[Data entries]
####

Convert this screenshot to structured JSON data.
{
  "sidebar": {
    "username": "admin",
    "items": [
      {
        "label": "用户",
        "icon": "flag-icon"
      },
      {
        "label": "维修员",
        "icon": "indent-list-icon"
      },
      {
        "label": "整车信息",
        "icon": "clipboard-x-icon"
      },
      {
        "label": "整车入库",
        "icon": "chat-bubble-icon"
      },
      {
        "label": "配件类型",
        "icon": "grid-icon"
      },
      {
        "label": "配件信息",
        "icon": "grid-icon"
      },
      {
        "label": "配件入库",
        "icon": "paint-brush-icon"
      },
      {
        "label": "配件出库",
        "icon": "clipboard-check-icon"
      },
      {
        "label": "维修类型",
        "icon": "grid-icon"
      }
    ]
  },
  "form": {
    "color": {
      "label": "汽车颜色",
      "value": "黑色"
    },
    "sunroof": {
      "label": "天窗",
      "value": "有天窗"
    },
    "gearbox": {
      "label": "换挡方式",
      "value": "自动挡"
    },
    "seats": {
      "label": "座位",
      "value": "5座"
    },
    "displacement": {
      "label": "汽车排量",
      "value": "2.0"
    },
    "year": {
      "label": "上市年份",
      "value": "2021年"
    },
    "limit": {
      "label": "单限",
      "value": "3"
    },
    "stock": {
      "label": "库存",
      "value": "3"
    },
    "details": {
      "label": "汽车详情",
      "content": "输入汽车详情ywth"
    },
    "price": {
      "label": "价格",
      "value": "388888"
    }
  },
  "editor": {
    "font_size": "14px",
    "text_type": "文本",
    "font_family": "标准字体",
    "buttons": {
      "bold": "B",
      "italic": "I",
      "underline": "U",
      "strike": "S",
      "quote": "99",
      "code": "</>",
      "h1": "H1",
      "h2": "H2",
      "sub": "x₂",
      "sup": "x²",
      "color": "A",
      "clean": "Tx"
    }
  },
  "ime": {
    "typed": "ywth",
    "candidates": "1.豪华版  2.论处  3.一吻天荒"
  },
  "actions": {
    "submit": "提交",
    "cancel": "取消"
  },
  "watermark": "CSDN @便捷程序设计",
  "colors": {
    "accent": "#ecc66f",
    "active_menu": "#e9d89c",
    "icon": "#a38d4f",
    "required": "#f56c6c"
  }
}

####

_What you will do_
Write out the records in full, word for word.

_Response_
Convert this screenshot to structured JSON data.
{
  "sidebar": {
    "username": "admin",
    "items": [
      {
        "label": "用户",
        "icon": "flag-icon"
      },
      {
        "label": "维修员",
        "icon": "indent-list-icon"
      },
      {
        "label": "整车信息",
        "icon": "clipboard-x-icon"
      },
      {
        "label": "整车入库",
        "icon": "chat-bubble-icon"
      },
      {
        "label": "配件类型",
        "icon": "grid-icon"
      },
      {
        "label": "配件信息",
        "icon": "grid-icon"
      },
      {
        "label": "配件入库",
        "icon": "paint-brush-icon"
      },
      {
        "label": "配件出库",
        "icon": "clipboard-check-icon"
      },
      {
        "label": "维修类型",
        "icon": "grid-icon"
      }
    ]
  },
  "form": {
    "color": {
      "label": "汽车颜色",
      "value": "黑色"
    },
    "sunroof": {
      "label": "天窗",
      "value": "有天窗"
    },
    "gearbox": {
      "label": "换挡方式",
      "value": "自动挡"
    },
    "seats": {
      "label": "座位",
      "value": "5座"
    },
    "displacement": {
      "label": "汽车排量",
      "value": "2.0"
    },
    "year": {
      "label": "上市年份",
      "value": "2021年"
    },
    "limit": {
      "label": "单限",
      "value": "3"
    },
    "stock": {
      "label": "库存",
      "value": "3"
    },
    "details": {
      "label": "汽车详情",
      "content": "输入汽车详情ywth"
    },
    "price": {
      "label": "价格",
      "value": "388888"
    }
  },
  "editor": {
    "font_size": "14px",
    "text_type": "文本",
    "font_family": "标准字体",
    "buttons": {
      "bold": "B",
      "italic": "I",
      "underline": "U",
      "strike": "S",
      "quote": "99",
      "code": "</>",
      "h1": "H1",
      "h2": "H2",
      "sub": "x₂",
      "sup": "x²",
      "color": "A",
      "clean": "Tx"
    }
  },
  "ime": {
    "typed": "ywth",
    "candidates": "1.豪华版  2.论处  3.一吻天荒"
  },
  "actions": {
    "submit": "提交",
    "cancel": "取消"
  },
  "watermark": "CSDN @便捷程序设计",
  "colors": {
    "accent": "#ecc66f",
    "active_menu": "#e9d89c",
    "icon": "#a38d4f",
    "required": "#f56c6c"
  }
}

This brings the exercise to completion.